Repeal of New Jersey Estate Tax. On October 14th, Governor Christie signed into law a bill eliminating New Jersey’s state estate tax. Below are the highlights:
- Beginning January 1, 2017, the New Jersey estate tax exemption will increase from $675,000 to $2,000,000. This means that the increased exemption will be available for individuals dying in 2017.
- Beginning January 1, 2018, the New Jersey estate tax will be eliminated in full.
- The NJ inheritance tax still remains. The NJ inheritance tax is a death tax imposed on transfers to beneficiaries who are not charities or spouses, children, grandchildren, or parents of the deceased. The top inheritance tax rate remains at 16%, but whether it is imposed and what rate applies will depend on the amounts given to each beneficiary and his or her relationship to the decedent. NJ residents who are leaving property to less immediate family members – such as cousins or siblings – may care about the inheritance tax.
New Beneficiary Notice Requirements for NJ Trusts. NJ recently adopted the Uniform Trust Code, which changes a trustee’s duty to report certain trust information to beneficiaries. The most important provisions are:
- Trustees of existing NJ trusts must now generally disclose the trust’s existence to certain trust beneficiaries, and keep them regularly informed about the trust.
- Trusts created after July 2016 can “opt out” of the notice requirements above by including specific language to that effect in the trust agreement. The trust cannot, however, opt out of the trustee’s duty to respond to an affirmative request for information by a beneficiary who is age 35 and over.
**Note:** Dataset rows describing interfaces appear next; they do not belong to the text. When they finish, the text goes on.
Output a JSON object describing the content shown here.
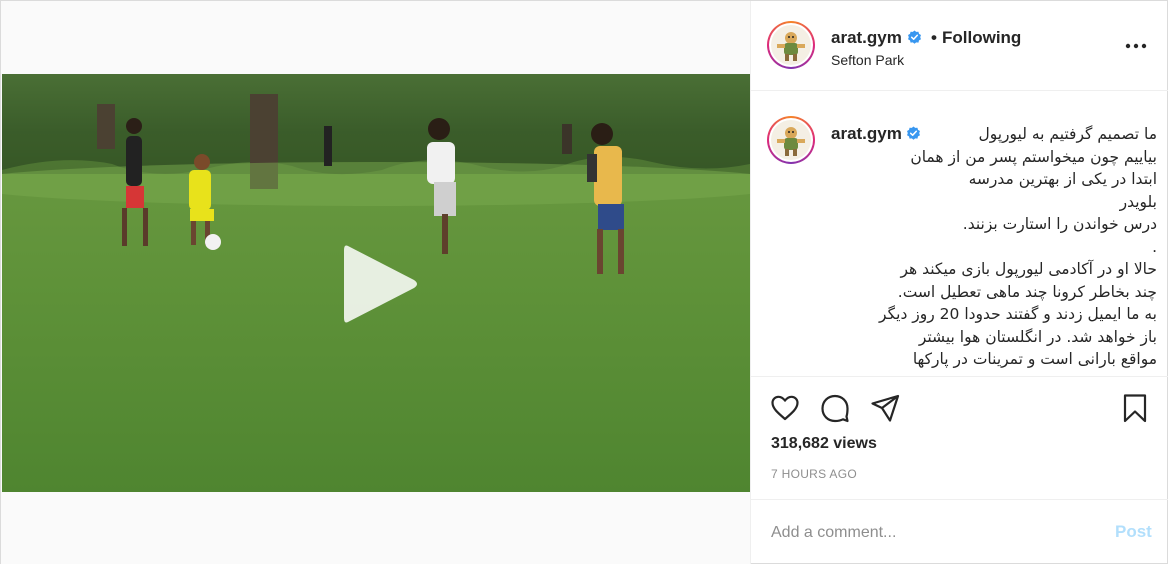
{
  "account": {
    "username": "arat.gym",
    "verified": true,
    "follow_state": "Following",
    "separator": "•",
    "location": "Sefton Park"
  },
  "caption": {
    "username": "arat.gym",
    "lines": [
      "ما تصمیم گرفتیم به لیورپول",
      "بیاییم چون میخواستم پسر من از همان",
      "ابتدا در یکی از بهترین مدرسه",
      "بلویدر",
      "درس خواندن را استارت بزنند.",
      ".",
      "حالا او در آکادمی لیورپول بازی میکند هر",
      "چند بخاطر کرونا چند ماهی تعطیل است.",
      "به ما ایمیل زدند و گفتند حدودا 20 روز دیگر",
      "باز خواهد شد. در انگلستان هوا بیشتر",
      "مواقع بارانی است و تمرینات در پارکها"
    ]
  },
  "stats": {
    "views": "318,682 views",
    "time": "7 HOURS AGO"
  },
  "comment": {
    "placeholder": "Add a comment...",
    "post_label": "Post"
  },
  "icons": {
    "more": "more-options-icon",
    "like": "heart-icon",
    "comment": "comment-bubble-icon",
    "share": "paper-plane-icon",
    "save": "bookmark-icon",
    "play": "play-icon",
    "verified": "verified-badge-icon"
  },
  "colors": {
    "verified": "#3897f0",
    "post_disabled": "#b2dffc",
    "muted": "#8e8e8e",
    "grass": "#5b8f3a"
  }
}
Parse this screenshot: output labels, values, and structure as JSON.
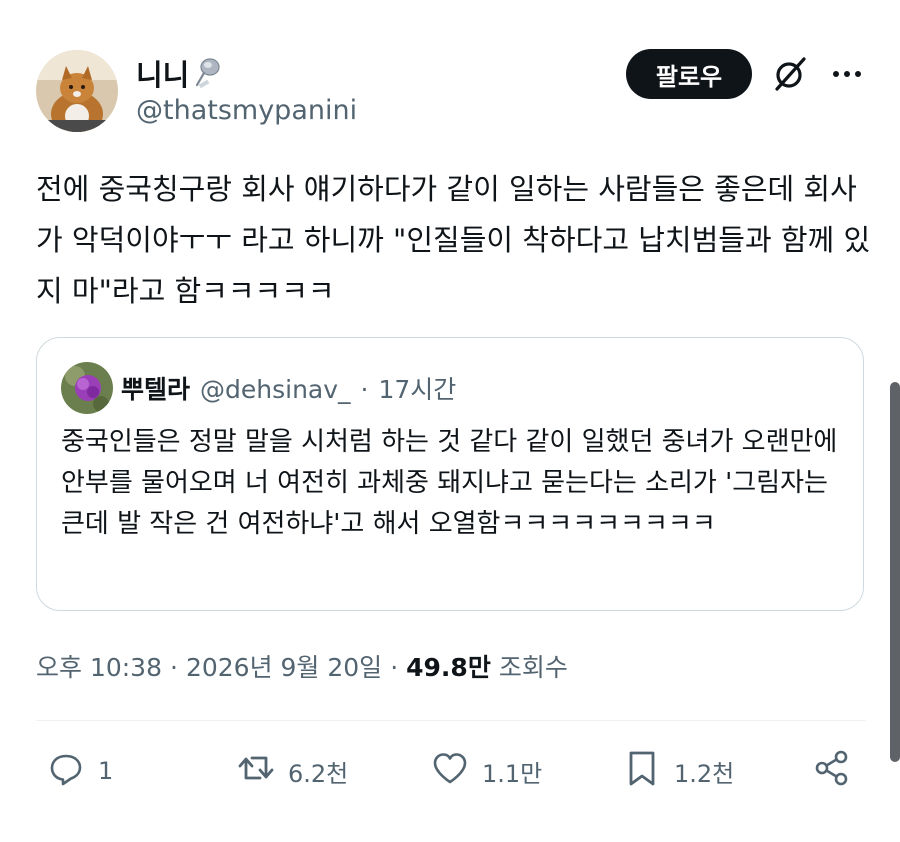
{
  "author": {
    "display_name": "니니",
    "handle": "@thatsmypanini",
    "follow_label": "팔로우"
  },
  "tweet": {
    "text": "전에 중국칭구랑 회사 얘기하다가 같이 일하는 사람들은 좋은데 회사가 악덕이야ㅜㅜ 라고 하니까 \"인질들이 착하다고 납치범들과 함께 있지 마\"라고 함ㅋㅋㅋㅋㅋ",
    "time": "오후 10:38",
    "sep1": "·",
    "date": "2026년 9월 20일",
    "sep2": "·",
    "views_count": "49.8만",
    "views_label": "조회수"
  },
  "quote": {
    "display_name": "뿌텔라",
    "handle": "@dehsinav_",
    "separator": "·",
    "time": "17시간",
    "text": "중국인들은 정말 말을 시처럼 하는 것 같다 같이 일했던 중녀가 오랜만에 안부를 물어오며 너 여전히 과체중 돼지냐고 묻는다는 소리가 '그림자는 큰데 발 작은 건 여전하냐'고 해서 오열함ㅋㅋㅋㅋㅋㅋㅋㅋㅋ"
  },
  "actions": {
    "reply": {
      "icon": "reply-icon",
      "count": "1"
    },
    "retweet": {
      "icon": "retweet-icon",
      "count": "6.2천"
    },
    "like": {
      "icon": "heart-icon",
      "count": "1.1만"
    },
    "bookmark": {
      "icon": "bookmark-icon",
      "count": "1.2천"
    },
    "share": {
      "icon": "share-icon"
    }
  },
  "colors": {
    "primary_text": "#0f1419",
    "secondary_text": "#536471",
    "border": "#cfd9de",
    "follow_bg": "#0f1419"
  }
}
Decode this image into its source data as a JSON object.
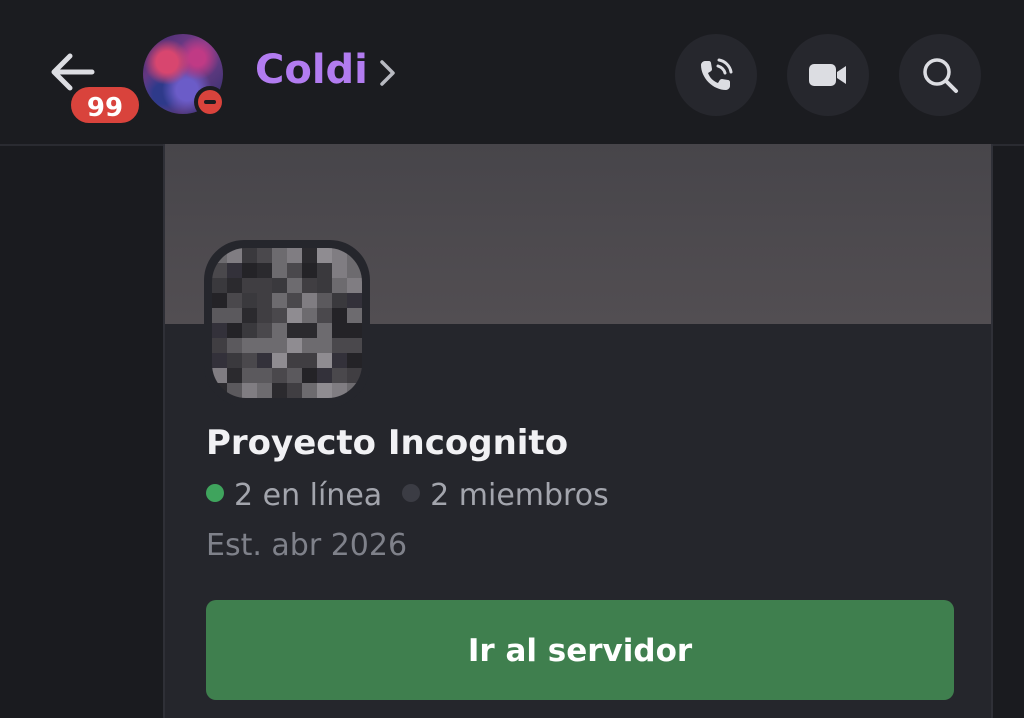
{
  "header": {
    "back_label": "Back",
    "unread_count": "99",
    "channel_name": "Coldi",
    "user_status": "do-not-disturb",
    "icons": {
      "back": "arrow-left-icon",
      "chevron": "chevron-right-icon",
      "call": "phone-call-icon",
      "video": "video-camera-icon",
      "search": "search-icon"
    }
  },
  "invite": {
    "server_name": "Proyecto Incognito",
    "online_text": "2 en línea",
    "members_text": "2 miembros",
    "established": "Est. abr 2026",
    "join_label": "Ir al servidor"
  },
  "colors": {
    "background": "#1a1b1f",
    "header_bg": "#1b1c20",
    "card_bg": "#25262c",
    "banner": "#4d4a4e",
    "accent_name": "#b27cf0",
    "badge_red": "#d9433c",
    "online_green": "#3fa45d",
    "join_green": "#3f7f4e"
  }
}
Recommendations. NJ residents should review their estate plans in light of the estate tax repeal to understand the potential impact of the new law. For example, a Will may direct that a trust for spouse be created with an amount that would have been $675,000 under the old law, but will be much more than that under the new law. Some individuals may not have intended for a larger amount to pass to a trust but, instead, would prefer more to pass outright to a surviving spouse.
In addition, individuals who are trustees of NJ trusts should contact an attorney to discuss compliance with the new beneficiary notice requirements. Trustees will need to determine the trust beneficiaries to whom trust information must be sent, and how often. Grantors of NJ trusts should also discuss these beneficiary notice requirements with their trustees, in order to better understand the practical implications of these new requirements.